What you need to do
Output the whole listing below. Keep it exact.

Provided records

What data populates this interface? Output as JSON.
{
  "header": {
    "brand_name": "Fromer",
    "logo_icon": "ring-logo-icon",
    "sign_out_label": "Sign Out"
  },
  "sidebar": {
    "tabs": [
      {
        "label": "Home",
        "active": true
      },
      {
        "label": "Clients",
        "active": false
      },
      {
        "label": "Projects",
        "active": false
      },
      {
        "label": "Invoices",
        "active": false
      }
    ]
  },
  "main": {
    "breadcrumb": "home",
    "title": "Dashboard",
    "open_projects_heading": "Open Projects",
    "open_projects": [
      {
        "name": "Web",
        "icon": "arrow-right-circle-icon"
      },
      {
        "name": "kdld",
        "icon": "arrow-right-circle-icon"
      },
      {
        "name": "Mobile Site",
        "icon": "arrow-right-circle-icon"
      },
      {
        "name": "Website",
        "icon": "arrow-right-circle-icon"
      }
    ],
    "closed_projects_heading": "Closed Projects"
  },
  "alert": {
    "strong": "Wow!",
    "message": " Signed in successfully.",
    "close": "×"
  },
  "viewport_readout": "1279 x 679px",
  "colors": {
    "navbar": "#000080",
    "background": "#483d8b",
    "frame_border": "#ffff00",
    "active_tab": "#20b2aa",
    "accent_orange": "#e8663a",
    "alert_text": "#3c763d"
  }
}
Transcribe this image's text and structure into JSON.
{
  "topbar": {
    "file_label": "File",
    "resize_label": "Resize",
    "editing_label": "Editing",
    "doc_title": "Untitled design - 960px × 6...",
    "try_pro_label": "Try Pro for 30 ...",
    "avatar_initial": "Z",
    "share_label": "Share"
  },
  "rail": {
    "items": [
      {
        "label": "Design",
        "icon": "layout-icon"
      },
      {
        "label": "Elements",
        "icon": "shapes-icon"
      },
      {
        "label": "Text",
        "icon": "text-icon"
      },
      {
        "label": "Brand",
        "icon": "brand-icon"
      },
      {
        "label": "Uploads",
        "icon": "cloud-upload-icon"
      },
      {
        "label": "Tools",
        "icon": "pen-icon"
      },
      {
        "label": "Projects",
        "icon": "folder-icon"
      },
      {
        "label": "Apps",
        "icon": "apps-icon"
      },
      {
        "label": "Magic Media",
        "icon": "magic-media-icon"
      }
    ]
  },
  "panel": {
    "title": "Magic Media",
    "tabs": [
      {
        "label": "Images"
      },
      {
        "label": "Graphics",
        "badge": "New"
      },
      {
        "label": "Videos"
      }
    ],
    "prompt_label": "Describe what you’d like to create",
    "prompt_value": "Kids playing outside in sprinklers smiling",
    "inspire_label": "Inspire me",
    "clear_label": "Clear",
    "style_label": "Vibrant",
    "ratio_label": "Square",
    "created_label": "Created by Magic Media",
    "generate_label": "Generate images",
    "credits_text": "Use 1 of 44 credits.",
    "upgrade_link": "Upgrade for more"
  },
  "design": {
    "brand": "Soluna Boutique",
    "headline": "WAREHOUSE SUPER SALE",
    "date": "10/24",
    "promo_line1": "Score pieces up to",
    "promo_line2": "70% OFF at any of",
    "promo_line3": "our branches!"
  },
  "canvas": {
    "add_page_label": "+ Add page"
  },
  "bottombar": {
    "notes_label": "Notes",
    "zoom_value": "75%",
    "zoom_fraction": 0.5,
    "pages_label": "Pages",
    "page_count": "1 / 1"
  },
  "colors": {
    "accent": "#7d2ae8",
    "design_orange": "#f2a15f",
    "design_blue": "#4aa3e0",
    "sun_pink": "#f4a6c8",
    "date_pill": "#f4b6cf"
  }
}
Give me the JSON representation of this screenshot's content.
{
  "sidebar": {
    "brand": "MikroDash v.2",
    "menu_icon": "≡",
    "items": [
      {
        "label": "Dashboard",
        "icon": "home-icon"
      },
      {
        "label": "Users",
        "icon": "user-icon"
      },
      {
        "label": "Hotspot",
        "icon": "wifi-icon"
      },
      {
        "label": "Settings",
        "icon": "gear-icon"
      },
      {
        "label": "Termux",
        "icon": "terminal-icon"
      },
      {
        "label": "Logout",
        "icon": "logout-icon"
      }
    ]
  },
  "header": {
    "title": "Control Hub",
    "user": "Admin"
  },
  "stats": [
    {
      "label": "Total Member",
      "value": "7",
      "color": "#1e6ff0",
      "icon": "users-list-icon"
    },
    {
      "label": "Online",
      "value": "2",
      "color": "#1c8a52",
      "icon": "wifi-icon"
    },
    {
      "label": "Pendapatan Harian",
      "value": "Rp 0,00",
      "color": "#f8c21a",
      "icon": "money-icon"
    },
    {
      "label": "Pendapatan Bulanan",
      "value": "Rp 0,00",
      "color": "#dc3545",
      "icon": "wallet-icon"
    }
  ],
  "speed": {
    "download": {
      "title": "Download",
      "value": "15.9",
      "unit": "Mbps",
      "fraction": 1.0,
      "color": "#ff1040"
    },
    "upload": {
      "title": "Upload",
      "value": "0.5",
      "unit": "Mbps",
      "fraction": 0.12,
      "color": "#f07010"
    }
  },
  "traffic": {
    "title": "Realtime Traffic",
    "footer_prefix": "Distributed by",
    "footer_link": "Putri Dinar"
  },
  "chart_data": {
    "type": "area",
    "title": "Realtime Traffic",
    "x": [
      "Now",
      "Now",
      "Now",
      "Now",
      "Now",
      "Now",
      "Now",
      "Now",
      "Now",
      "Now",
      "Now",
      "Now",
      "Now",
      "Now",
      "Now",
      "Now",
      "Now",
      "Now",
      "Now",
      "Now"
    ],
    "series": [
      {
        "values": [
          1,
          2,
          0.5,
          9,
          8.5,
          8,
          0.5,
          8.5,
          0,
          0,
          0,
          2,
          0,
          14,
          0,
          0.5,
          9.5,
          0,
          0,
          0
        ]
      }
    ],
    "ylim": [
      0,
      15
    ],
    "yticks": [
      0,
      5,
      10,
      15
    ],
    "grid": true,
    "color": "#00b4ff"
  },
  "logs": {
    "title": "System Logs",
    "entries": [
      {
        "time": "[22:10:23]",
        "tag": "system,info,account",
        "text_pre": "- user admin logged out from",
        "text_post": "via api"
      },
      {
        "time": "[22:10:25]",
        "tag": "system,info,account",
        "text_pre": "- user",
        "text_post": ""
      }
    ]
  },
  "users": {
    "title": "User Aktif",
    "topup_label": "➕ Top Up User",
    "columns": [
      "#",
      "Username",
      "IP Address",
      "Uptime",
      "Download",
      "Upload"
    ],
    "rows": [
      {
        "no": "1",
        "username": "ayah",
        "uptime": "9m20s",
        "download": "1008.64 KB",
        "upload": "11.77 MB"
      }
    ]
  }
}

Reply
What data populates this interface? Output as JSON.
{
  "header": {
    "brand_name": "Fromer",
    "logo_icon": "ring-logo-icon",
    "sign_out_label": "Sign Out"
  },
  "sidebar": {
    "tabs": [
      {
        "label": "Home",
        "active": true
      },
      {
        "label": "Clients",
        "active": false
      },
      {
        "label": "Projects",
        "active": false
      },
      {
        "label": "Invoices",
        "active": false
      }
    ]
  },
  "main": {
    "breadcrumb": "home",
    "title": "Dashboard",
    "open_projects_heading": "Open Projects",
    "open_projects": [
      {
        "name": "Web",
        "icon": "arrow-right-circle-icon"
      },
      {
        "name": "kdld",
        "icon": "arrow-right-circle-icon"
      },
      {
        "name": "Mobile Site",
        "icon": "arrow-right-circle-icon"
      },
      {
        "name": "Website",
        "icon": "arrow-right-circle-icon"
      }
    ],
    "closed_projects_heading": "Closed Projects"
  },
  "alert": {
    "strong": "Wow!",
    "message": " Signed in successfully.",
    "close": "×"
  },
  "viewport_readout": "1279 x 679px",
  "colors": {
    "navbar": "#000080",
    "background": "#483d8b",
    "frame_border": "#ffff00",
    "active_tab": "#20b2aa",
    "accent_orange": "#e8663a",
    "alert_text": "#3c763d"
  }
}
Transcribe this image's text and structure into JSON.
{
  "topbar": {
    "file_label": "File",
    "resize_label": "Resize",
    "editing_label": "Editing",
    "doc_title": "Untitled design - 960px × 6...",
    "try_pro_label": "Try Pro for 30 ...",
    "avatar_initial": "Z",
    "share_label": "Share"
  },
  "rail": {
    "items": [
      {
        "label": "Design",
        "icon": "layout-icon"
      },
      {
        "label": "Elements",
        "icon": "shapes-icon"
      },
      {
        "label": "Text",
        "icon": "text-icon"
      },
      {
        "label": "Brand",
        "icon": "brand-icon"
      },
      {
        "label": "Uploads",
        "icon": "cloud-upload-icon"
      },
      {
        "label": "Tools",
        "icon": "pen-icon"
      },
      {
        "label": "Projects",
        "icon": "folder-icon"
      },
      {
        "label": "Apps",
        "icon": "apps-icon"
      },
      {
        "label": "Magic Media",
        "icon": "magic-media-icon"
      }
    ]
  },
  "panel": {
    "title": "Magic Media",
    "tabs": [
      {
        "label": "Images"
      },
      {
        "label": "Graphics",
        "badge": "New"
      },
      {
        "label": "Videos"
      }
    ],
    "prompt_label": "Describe what you’d like to create",
    "prompt_value": "Kids playing outside in sprinklers smiling",
    "inspire_label": "Inspire me",
    "clear_label": "Clear",
    "style_label": "Vibrant",
    "ratio_label": "Square",
    "created_label": "Created by Magic Media",
    "generate_label": "Generate images",
    "credits_text": "Use 1 of 44 credits.",
    "upgrade_link": "Upgrade for more"
  },
  "design": {
    "brand": "Soluna Boutique",
    "headline": "WAREHOUSE SUPER SALE",
    "date": "10/24",
    "promo_line1": "Score pieces up to",
    "promo_line2": "70% OFF at any of",
    "promo_line3": "our branches!"
  },
  "canvas": {
    "add_page_label": "+ Add page"
  },
  "bottombar": {
    "notes_label": "Notes",
    "zoom_value": "75%",
    "zoom_fraction": 0.5,
    "pages_label": "Pages",
    "page_count": "1 / 1"
  },
  "colors": {
    "accent": "#7d2ae8",
    "design_orange": "#f2a15f",
    "design_blue": "#4aa3e0",
    "sun_pink": "#f4a6c8",
    "date_pill": "#f4b6cf"
  }
}
Give me the JSON representation of this screenshot's content.
{
  "sidebar": {
    "brand": "MikroDash v.2",
    "menu_icon": "≡",
    "items": [
      {
        "label": "Dashboard",
        "icon": "home-icon"
      },
      {
        "label": "Users",
        "icon": "user-icon"
      },
      {
        "label": "Hotspot",
        "icon": "wifi-icon"
      },
      {
        "label": "Settings",
        "icon": "gear-icon"
      },
      {
        "label": "Termux",
        "icon": "terminal-icon"
      },
      {
        "label": "Logout",
        "icon": "logout-icon"
      }
    ]
  },
  "header": {
    "title": "Control Hub",
    "user": "Admin"
  },
  "stats": [
    {
      "label": "Total Member",
      "value": "7",
      "color": "#1e6ff0",
      "icon": "users-list-icon"
    },
    {
      "label": "Online",
      "value": "2",
      "color": "#1c8a52",
      "icon": "wifi-icon"
    },
    {
      "label": "Pendapatan Harian",
      "value": "Rp 0,00",
      "color": "#f8c21a",
      "icon": "money-icon"
    },
    {
      "label": "Pendapatan Bulanan",
      "value": "Rp 0,00",
      "color": "#dc3545",
      "icon": "wallet-icon"
    }
  ],
  "speed": {
    "download": {
      "title": "Download",
      "value": "15.9",
      "unit": "Mbps",
      "fraction": 1.0,
      "color": "#ff1040"
    },
    "upload": {
      "title": "Upload",
      "value": "0.5",
      "unit": "Mbps",
      "fraction": 0.12,
      "color": "#f07010"
    }
  },
  "traffic": {
    "title": "Realtime Traffic",
    "footer_prefix": "Distributed by",
    "footer_link": "Putri Dinar"
  },
  "chart_data": {
    "type": "area",
    "title": "Realtime Traffic",
    "x": [
      "Now",
      "Now",
      "Now",
      "Now",
      "Now",
      "Now",
      "Now",
      "Now",
      "Now",
      "Now",
      "Now",
      "Now",
      "Now",
      "Now",
      "Now",
      "Now",
      "Now",
      "Now",
      "Now",
      "Now"
    ],
    "series": [
      {
        "values": [
          1,
          2,
          0.5,
          9,
          8.5,
          8,
          0.5,
          8.5,
          0,
          0,
          0,
          2,
          0,
          14,
          0,
          0.5,
          9.5,
          0,
          0,
          0
        ]
      }
    ],
    "ylim": [
      0,
      15
    ],
    "yticks": [
      0,
      5,
      10,
      15
    ],
    "grid": true,
    "color": "#00b4ff"
  },
  "logs": {
    "title": "System Logs",
    "entries": [
      {
        "time": "[22:10:23]",
        "tag": "system,info,account",
        "text_pre": "- user admin logged out from",
        "text_post": "via api"
      },
      {
        "time": "[22:10:25]",
        "tag": "system,info,account",
        "text_pre": "- user",
        "text_post": ""
      }
    ]
  },
  "users": {
    "title": "User Aktif",
    "topup_label": "➕ Top Up User",
    "columns": [
      "#",
      "Username",
      "IP Address",
      "Uptime",
      "Download",
      "Upload"
    ],
    "rows": [
      {
        "no": "1",
        "username": "ayah",
        "uptime": "9m20s",
        "download": "1008.64 KB",
        "upload": "11.77 MB"
      }
    ]
  }
}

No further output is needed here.